What you need to do: Show me every line in the listing that has the word "drive".

Material provided:
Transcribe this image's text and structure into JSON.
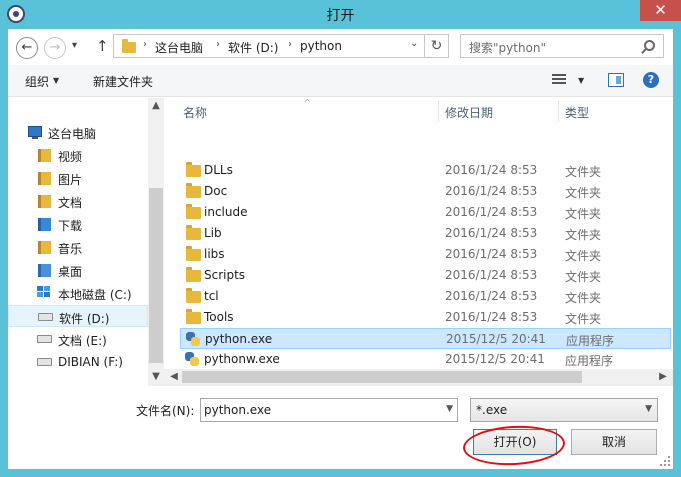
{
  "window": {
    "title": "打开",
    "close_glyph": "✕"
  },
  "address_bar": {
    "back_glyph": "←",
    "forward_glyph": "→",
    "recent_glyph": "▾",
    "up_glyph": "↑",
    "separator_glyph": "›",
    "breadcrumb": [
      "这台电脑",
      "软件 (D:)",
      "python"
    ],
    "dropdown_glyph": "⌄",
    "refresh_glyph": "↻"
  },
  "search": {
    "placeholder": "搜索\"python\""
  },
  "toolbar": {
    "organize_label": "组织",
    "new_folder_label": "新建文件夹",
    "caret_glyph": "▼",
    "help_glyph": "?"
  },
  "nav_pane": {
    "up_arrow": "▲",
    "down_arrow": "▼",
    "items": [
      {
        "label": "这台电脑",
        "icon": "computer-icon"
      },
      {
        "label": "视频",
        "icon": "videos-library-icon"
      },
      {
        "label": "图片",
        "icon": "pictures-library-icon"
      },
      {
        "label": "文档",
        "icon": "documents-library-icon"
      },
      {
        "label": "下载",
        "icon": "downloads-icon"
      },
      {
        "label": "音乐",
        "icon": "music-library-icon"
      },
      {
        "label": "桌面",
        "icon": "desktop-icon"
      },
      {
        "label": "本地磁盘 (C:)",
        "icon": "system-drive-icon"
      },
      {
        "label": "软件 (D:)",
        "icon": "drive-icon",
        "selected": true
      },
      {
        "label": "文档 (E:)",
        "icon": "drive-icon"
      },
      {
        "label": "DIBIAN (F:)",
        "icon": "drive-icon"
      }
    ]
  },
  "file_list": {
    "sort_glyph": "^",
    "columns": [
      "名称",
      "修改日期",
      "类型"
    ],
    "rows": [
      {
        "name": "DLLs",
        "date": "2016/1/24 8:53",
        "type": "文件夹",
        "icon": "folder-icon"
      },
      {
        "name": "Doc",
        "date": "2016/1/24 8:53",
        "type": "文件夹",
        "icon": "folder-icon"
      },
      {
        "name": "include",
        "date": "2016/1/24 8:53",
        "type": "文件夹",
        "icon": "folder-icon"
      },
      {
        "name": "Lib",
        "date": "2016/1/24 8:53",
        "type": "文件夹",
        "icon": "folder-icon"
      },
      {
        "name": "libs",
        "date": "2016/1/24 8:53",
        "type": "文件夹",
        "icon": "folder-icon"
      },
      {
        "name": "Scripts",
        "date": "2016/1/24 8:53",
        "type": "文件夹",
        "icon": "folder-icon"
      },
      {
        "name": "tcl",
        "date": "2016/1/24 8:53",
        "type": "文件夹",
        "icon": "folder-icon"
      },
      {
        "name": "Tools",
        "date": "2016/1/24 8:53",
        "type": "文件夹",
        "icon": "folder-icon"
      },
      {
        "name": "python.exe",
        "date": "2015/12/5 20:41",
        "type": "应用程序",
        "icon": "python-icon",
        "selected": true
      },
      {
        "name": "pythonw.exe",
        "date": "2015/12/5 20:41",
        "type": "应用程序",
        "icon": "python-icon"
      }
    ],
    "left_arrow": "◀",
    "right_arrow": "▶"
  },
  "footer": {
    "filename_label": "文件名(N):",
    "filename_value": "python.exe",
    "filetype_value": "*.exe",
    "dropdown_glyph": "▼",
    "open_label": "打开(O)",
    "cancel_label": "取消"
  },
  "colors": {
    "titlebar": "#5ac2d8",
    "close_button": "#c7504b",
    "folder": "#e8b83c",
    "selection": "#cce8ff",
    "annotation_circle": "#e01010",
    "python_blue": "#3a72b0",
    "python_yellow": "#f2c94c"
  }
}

Solution for this task:
        "icon": "system-drive-icon"
        "icon": "drive-icon",
        "icon": "drive-icon"
        "icon": "drive-icon"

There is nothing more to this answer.